“What,” a Finnish journalist asks me, “should a patient ask before entering a clinical trial?” That’s a good question, I think, as on my feet I try to answer the question. So here’s an attempt at an answer.
She asked me the question because I’d been saying that much that is published in medical journals is wrong, many trials are never published, and many trials are more for the benefit of drug companies than patients.
The first thing patients should ask, I suggest, is whether the trial will be published together with the full dataset so that everybody can access the results and reanalyse and reuse the data. If the answer is no to any part of the question then I suggest that the patient declines to participate. A secondary question will be to ask how confidentiality will be guaranteed as far as possible, recognising that there can be no 100% guarantee.
The beauty of these questions is that it shouldn’t be difficult for a patient to understand the answers. They will detect any wheedling by the researchers and can withdraw.

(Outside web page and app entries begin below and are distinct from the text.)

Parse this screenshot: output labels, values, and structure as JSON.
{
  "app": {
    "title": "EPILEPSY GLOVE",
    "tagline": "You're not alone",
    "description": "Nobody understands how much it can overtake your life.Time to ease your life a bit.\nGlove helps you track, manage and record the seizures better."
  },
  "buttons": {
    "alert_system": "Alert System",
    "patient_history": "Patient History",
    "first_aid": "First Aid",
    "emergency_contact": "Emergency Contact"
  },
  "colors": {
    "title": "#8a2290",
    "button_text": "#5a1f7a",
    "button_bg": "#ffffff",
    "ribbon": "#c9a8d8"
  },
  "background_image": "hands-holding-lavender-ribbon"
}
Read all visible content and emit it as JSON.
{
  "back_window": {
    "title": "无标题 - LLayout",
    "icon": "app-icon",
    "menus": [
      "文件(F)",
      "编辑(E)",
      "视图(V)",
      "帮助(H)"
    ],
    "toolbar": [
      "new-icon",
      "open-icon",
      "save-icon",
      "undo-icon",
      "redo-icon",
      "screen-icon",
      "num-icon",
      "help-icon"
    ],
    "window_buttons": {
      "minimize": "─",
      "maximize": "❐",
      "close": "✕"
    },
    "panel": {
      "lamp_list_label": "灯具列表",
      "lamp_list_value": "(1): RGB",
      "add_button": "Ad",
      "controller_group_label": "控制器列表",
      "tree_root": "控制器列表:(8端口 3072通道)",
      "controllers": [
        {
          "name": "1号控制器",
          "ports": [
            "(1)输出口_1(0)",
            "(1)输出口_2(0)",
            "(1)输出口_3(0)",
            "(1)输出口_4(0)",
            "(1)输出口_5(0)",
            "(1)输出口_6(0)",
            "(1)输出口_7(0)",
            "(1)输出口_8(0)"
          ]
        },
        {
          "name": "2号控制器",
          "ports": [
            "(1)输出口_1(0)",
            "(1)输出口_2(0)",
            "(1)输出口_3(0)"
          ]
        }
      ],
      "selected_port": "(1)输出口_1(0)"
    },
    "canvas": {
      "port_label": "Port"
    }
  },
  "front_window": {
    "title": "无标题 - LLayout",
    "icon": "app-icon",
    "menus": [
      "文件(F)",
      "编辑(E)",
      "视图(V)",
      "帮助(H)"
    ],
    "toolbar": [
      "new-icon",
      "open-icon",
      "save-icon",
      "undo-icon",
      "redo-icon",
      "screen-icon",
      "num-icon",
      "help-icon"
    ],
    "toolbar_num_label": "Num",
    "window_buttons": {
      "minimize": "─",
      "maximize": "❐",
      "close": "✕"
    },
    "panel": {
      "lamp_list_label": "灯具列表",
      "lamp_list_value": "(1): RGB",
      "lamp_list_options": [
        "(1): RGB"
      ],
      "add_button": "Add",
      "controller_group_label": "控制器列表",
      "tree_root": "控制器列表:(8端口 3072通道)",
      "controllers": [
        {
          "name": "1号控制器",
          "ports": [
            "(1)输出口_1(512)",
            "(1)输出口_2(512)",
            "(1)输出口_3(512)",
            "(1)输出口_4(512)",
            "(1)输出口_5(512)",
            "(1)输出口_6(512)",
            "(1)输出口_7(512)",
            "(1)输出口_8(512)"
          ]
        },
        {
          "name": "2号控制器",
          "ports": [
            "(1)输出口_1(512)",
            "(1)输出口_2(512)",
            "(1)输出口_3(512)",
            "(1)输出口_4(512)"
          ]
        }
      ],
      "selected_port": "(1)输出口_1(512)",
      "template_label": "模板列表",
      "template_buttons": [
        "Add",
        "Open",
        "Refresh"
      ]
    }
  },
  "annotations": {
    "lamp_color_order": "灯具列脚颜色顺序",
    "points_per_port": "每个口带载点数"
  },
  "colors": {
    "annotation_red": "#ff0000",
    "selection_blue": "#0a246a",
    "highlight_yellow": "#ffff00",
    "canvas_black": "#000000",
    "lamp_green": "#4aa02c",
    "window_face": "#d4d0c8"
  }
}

A more important question but perhaps one where it will be harder to be confident about the answer is whether the trial addresses a question that is clinically or scientifically important and will benefit other patients. The researchers will, of course, insist that the trial is of great importance, and it may be too easy to baffle the patient. The patient should, however, be able to make a fair stab at understanding whether the research will benefit patients. It might also be that patients are willing to participate in a trial that will be valuable scientifically but of far off—or even no clear—benefit to patients, but it will be harder for the patient to judge the scientific value.
A related and easier question to interpret is who is funding the trial. If it’s being funded with government money—perhaps the Medical Research Council or the National Institutes of Health—then there is a higher chance, but no guarantee, that the research question is scientifically or clinically important. Funding by a pharmaceutical company does not mean that the question is not important, but it should make the patient more sceptical. In contrast, funding by a charity does not automatically mean benefit for patients as charities are often more easily misled by researchers than most government-funded bodies.
The patient should also ask whether the researcher will be paid for entering patients into the trial or has some other financial conflict of interest—like a patent or equity in a company. Non-financial conflicts, not least career advancement, may be just as powerful, but financial conflicts of interest should raise the patient’s level of scepticism.
Now we come to perhaps the hardest question: will the trial provide a confident answer to the question being asked? I wrote a blog recently about teaching children to make decisions about health choices, and the 32 concepts that they should ideally be taught are exactly those that are applicable to the patient thinking of entering a trial. These concepts, which have been gathered together, cover topics like are the groups in which the treatments are being compared comparable, are the groups big to overcome the play of chance, are side effects being considered, and do the outcomes matter to patients. An assiduous patient might print out the concepts and run through them with the researcher.
Patients might judge the likely value of the research not only by the answers the researchers give, but also by how they answer the questions. If they become impatient and irascible then the patient should be beware, and I suggest that patients shouldn’t trust a researcher who says something like “Don’t you trust me?”
Clearly if patients conclude that the methods will not answer the question confidently then they should decline to participate. (Perhaps too they should notify other patients of their concerns.)
There are then the routine questions that patients are expected to ask: What exactly will happen to me? What are the risks? How long will the trial last? But these questions are irrelevant if the research question isn’t worth asking, the methods won’t answer the question reliably, or the results and data won’t be shared with all.
Researchers are not used to being asked such questions, and some might be astonished—and even offended—to be asked, but patients have an important, even if so far largely unrealised, role to play in raising the relevance and quality of clinical trials and, indeed, all research. Researchers should be delighted to be asked such questions.
Competing interest: I’ve participated in only one clinical trial, and I didn’t ask these questions even though I should be better equipped than the average patient to interpret the answers, but I will ask them next time.